A plan to impose Goods and Services Tax (GST) on pan masala and gutkha on the basis of installed production capacity may be dropped due to difficulties in operating the input tax credit (ITC) system, sources told FE.
In May 2021, the GST Council formed a Group of Ministers (GoM) headed by Odisha Finance Minister Niranjan Pujari to examine the feasibility of imposing GST on products like pan spices and gutkha based on installed capacity, instead of actual production. This was in light of the large-scale tax evasion detected by the unit under-reporting the output.
The GOM has not yet submitted its report to the council.
Currently, various types of tobacco items and pan spices attract maximum 28% GST rate and ‘Compensation Cess’. The cess rate on tobacco products is 290%, while on pan spices it is 135%.
Under the old excise regime, taxes were levied on the actual production and sale of a number of such products based on the maximum equipment capacity installed. Following the introduction of GST in 2017, some states have demanded a return to the power-based tax system for tax evasion-prone sectors.
Under the excise regime, there were also many problems because tax officers had to regularly survey how many machines were being used and from time to time there were frequent disputes with industry players over how many machines were being used.

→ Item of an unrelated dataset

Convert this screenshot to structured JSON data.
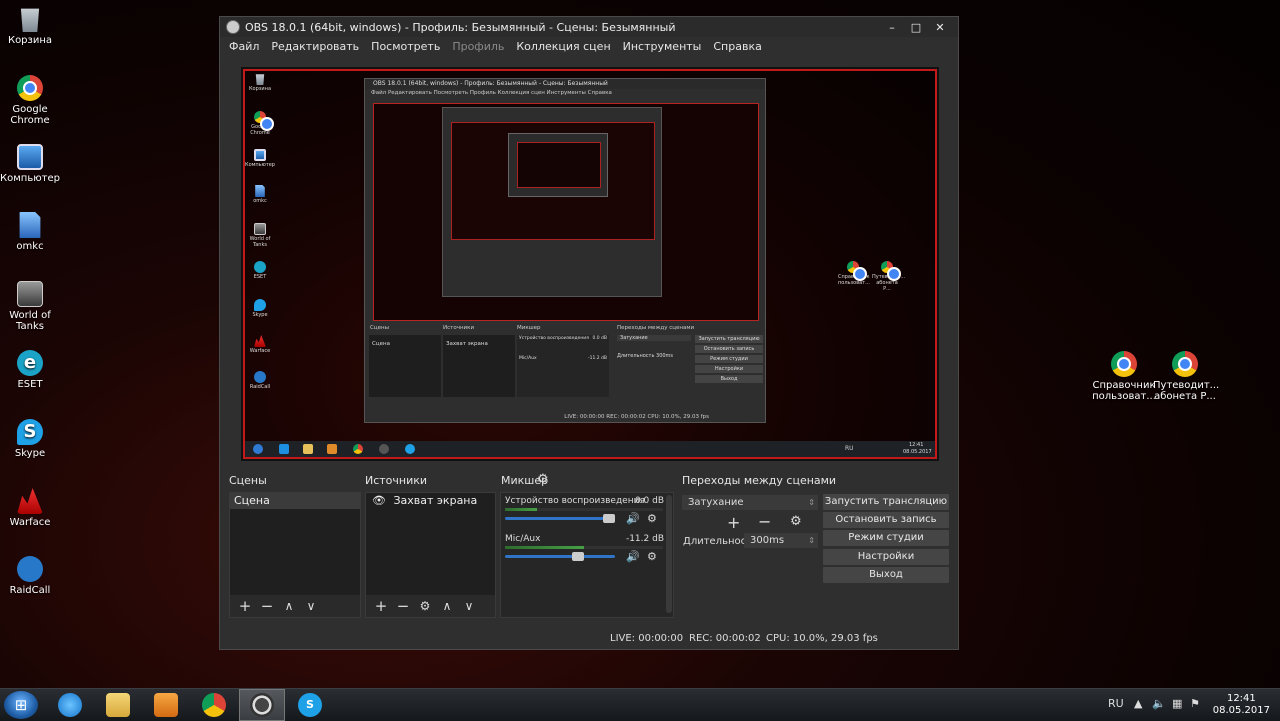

“Finally, we see that manufacturers are increasing the speed of machines because of technology. We had to catch it every year, “said one official. While the big players gain in this process, the small players leave the business because they cannot invest in new technologies and machines.
Since GST operates on the basis of a price chain, the power-based tax system will also make it difficult for ITCs to operate because wholesalers and retailers do not operate in a power-based system.
“The power-based tax is a clumsy and clumsy scheme, it will lead to abuse and may not lead to higher revenue,” said another official.